A Maine Edge reporter and former University of Maine student wrote the feature, “Saying goodbye to a teacher and friend,” about his memories of Sandra Hardy. Hardy, who was an associate professor of theatre at UMaine, taught acting and literature of the theatre, as well as drama in education during her 26-year career. Hardy passed away June 19 in Connecticut. She was 76. “She was never at a loss for something to say, but at the same time, she was one of the greatest listeners I ever encountered,” the reporter wrote. “She was there to make you better — better as a student, better as an actor and better as a person.”
Steve Bull, a pioneer for gay rights who co-founded the University of Maine’s Wilde Stein Club in 1974, was interviewed for a Portland Press Herald column by Bill Nemitz, titled “Gay-rights pioneers earned pride long before parade.” Bull said he never will forget organizing the first gay symposium at UMaine in 1974.
The Bangor Daily News published an opinion piece titled “To survive and grow, Maine farmers must keep innovating,” by John Piotti, president and CEO of Maine Farmland Trust. The article first appeared in Maine Policy Review, published by the University of Maine’s Margaret Chase Smith Policy Center.
The Bangor Daily News published the opinion piece “Women’s ‘confidence problem’? It’s so much more” by Amy Blackstone, an associate professor and chairwoman of the University of Maine’s Sociology Department. Blackstone also is a member of the Maine Regional Network, part of the Scholars Strategy Network, which brings together scholars across the country to address public challenges and their policy implications. Members’ columns appear in the BDN every other week.
Susan Brawley, a professor of plant biology at the University of Maine, wrote an opinion piece published by the Bangor Daily News, titled “Look at the science. Maine harvesting of rockweed is sustainable.” Brawley wrote, “a certain amount of harvesting can be performed without jeopardizing the overall health of the ecosystem.”

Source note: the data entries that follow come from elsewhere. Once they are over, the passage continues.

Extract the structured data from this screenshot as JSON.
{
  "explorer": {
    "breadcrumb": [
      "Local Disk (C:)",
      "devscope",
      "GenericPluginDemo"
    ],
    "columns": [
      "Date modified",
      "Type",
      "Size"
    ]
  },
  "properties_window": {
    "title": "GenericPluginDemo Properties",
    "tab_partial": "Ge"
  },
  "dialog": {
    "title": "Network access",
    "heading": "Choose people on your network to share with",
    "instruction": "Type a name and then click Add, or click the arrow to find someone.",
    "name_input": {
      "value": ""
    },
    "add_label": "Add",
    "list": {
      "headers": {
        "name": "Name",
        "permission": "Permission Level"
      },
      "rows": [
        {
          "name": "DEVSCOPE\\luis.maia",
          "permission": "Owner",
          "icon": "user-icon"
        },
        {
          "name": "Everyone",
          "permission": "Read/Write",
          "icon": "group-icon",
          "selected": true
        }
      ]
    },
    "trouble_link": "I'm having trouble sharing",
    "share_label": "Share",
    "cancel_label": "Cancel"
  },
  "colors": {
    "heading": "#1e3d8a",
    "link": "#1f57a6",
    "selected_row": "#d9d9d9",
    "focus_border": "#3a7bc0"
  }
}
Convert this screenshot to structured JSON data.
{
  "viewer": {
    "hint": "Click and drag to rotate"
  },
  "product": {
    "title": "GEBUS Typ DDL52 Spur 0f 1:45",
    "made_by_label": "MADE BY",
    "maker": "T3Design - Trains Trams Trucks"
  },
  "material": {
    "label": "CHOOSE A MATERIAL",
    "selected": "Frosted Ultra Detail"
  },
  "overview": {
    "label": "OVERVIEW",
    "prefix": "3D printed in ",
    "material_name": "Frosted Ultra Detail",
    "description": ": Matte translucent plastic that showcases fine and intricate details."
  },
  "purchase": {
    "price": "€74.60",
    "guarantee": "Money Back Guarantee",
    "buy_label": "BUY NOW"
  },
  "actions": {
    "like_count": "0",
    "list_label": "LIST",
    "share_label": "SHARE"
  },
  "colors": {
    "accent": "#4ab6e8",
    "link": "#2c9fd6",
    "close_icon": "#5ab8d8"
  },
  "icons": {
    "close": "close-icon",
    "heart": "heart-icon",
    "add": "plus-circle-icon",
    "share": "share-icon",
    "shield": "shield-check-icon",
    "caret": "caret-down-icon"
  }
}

Slate published an opinion piece by Michael Socolow, an associate professor in the Department of Communication and Journalism at the University of Maine, titled “The day we didn’t invade Normandy.” The article focuses on the erroneous media reports that were made on June 3, 1944 announcing that D-Day had begun. Millions of people likely heard the report on as many as 500 stations nationwide. The false report sprang from a preplanned news flash that was accidentally released by a young typist in the AP’s London bureau who pressed the wrong button on her teletype transmitter, the article states. “Though far more Americans heard the false D-Day report than tuned in to Orson Welles’ ‘War of the Worlds’ broadcast, the erroneous news flash, and the public’s reaction to it, is now largely forgotten. Actual coverage of D-Day, starting three days later, wiped it from historical memory,” Socolow wrote.
Renee Kelly, director of Economic Development Initiatives and co-director of the Foster Center for Student Innovation at the University of Maine, wrote an article for Mainebiz on how to validate a business idea. Kelly wrote the first step to validate an idea is to give it more definition. She recommends writing out the elements, as opposed to only thinking through concepts.
Elissa Koskela, an assistant coordinator of the Signs of the Seasons program coordinated by the University of Maine Cooperative Extension and the Maine Sea Grant, wrote an opinion piece for the Bangor Daily News titled “Wondering how climate change is affecting us now? Citizen scientists have a role to play.” Signs of the Seasons is a phenology program that helps scientists document the local effects of global climate change through the work of volunteer citizen scientists who are trained to record the seasonal changes of common plants and animals in their communities.
The Bangor Daily News published an opinion piece titled “Maine inventors have a natural advantage,” by David Kappos, a partner at Cravath, Swaine & Moore LLP in New York who also served as under secretary of commerce for intellectual property and director of the U.S. Patent and Trademark Office from 2009 to 2013. “Continued promulgation of fabrication labs is crucial to Maine’s ascent in innovation. The University of Maine has wisely made bold investments in such facilities,” the article states. The complete version of the article first appeared in Maine Policy Review, published by UMaine’s Margaret Chase Smith Policy Center.
A bill proposed by Rep. Mick Devin of Newcastle, who is also a researcher and shellfish hatchery manager at the University of Maine’s Darling Marine Center, was mentioned in a column published in the Working Waterfront, titled “Gulf of Maine uniquely susceptible to ocean acidification.” Devin, who has shown concern about the vulnerability of Maine’s marine ecosystems and fisheries-dependent communities, proposed a bill last fall to establish a commission that would study the effects of coastal and ocean acidification on species that are commercially harvested along Maine’s coast, according to the article. The bill gained support from diverse interest groups and became law April 30. Global Ocean Health also carried the column.